I say this, not to excite pity, but because our war-situation and your worsening of it are part of the case against you. The mood of our people is not one of self-pity but of grim endurance. Ninety-four per cent. of the votes cast in the latest by-election were for war-candidates ; the remainder for a pacifist. The proportion of claimants for exemption from war-service on grounds of conscientious objection has steadily diminished from two to a third of one per cent. Even the least politically awakened sections of the masses realise that the only alternative to victory is slavery for ourselves and for half the world.

Those of us who are internationally-minded are, many of us, happier than we have been for years, in spite of the dangers and suffering around us. We hated the policy of appeasement, thinking it—as we think your policy—short- sighted, selfish and ungenerous. We foresaw the abyss into which it was leading us. We fought hard against it as it affected China, Abyssinia, Spain, Czecho-Slovakia. We were ashamed for our country. Now we are no longer ashamed, but passionately proud. We feel that if there is anything in the doctrine of expiation, Britain has expiated her sin.

Yet we are still critical and watchful lest the old errors should creep in. The danger of this will be greater when victory comes. In that day we shall need help and we shall be prepared to give it—those of us who survive—wherever the forces of reaction, of class-interest and racial prejudice threaten to prevail. That may happen in India. It is the more likely to happen because of the non-cooperation move- ment. Victorious allies will be in no mood to be guided by those who have hindered and not helped victory. If the war ended otherwise, not much could be expected from the grati- tude of the aggressors. Even if Stalin had a say in the matter, freedom and independence are not favourite words in his vocabulary.

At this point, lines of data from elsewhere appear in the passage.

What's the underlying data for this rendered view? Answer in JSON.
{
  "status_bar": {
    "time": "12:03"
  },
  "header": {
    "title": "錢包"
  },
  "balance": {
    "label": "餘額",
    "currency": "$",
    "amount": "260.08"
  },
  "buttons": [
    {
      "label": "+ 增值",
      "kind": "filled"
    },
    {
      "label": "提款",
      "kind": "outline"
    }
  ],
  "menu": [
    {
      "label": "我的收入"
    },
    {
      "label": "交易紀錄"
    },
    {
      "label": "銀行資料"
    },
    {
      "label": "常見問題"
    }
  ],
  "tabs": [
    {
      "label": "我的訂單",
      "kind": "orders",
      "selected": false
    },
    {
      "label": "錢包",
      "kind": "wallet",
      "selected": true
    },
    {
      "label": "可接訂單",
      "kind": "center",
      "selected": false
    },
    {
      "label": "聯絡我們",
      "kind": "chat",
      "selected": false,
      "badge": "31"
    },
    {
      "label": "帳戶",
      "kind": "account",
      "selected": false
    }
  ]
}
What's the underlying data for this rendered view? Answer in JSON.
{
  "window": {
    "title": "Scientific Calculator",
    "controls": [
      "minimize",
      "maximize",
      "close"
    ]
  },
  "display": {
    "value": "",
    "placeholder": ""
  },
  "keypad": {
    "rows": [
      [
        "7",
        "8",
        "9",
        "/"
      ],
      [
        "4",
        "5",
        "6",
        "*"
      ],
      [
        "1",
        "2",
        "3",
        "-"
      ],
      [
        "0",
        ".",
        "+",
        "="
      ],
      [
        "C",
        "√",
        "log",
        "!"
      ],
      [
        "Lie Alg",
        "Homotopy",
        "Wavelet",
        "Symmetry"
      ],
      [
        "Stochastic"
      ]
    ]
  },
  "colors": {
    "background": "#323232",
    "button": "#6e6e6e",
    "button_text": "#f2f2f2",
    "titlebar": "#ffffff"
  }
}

Is it too late? We know many of you too well to believe that you can be happy over the part that non-cooperators are playing, even if you are among them. You cannot be satisfied with a policy for India of " Sinn Fein—ourselves alone "; nor satisfied that even for India, it is working out as you would have it. You must be searching your consciences, as we are searching ours, asking whether you and your leaders have done everything possible to end the deadlock. But are you doing this in a spirit of realism, seeking not the ideal solution which might be achievable if Englishmen and other Indians saw their duty as you see it, but considering what next best solution may be actually achievable, other men and their circumstances being what they are? Are you willing to do your share in making concessions and proposing compromises? Have you considered whether, if there has to be a surrender, the duty of at least temporary surrender may not lie on you and not on the British, since the cause for which Britain bears the main responsibility is a world-cause and there will be no freedom or independence for India if it is lost? In face of that peril can you not forget old and even present grievances, injustices, affronts; join hands with us and with other Indians to fight the common foe and afterwards present the strengthened claim of those you represent to shape the destinies of India and of the world you will have helped to save?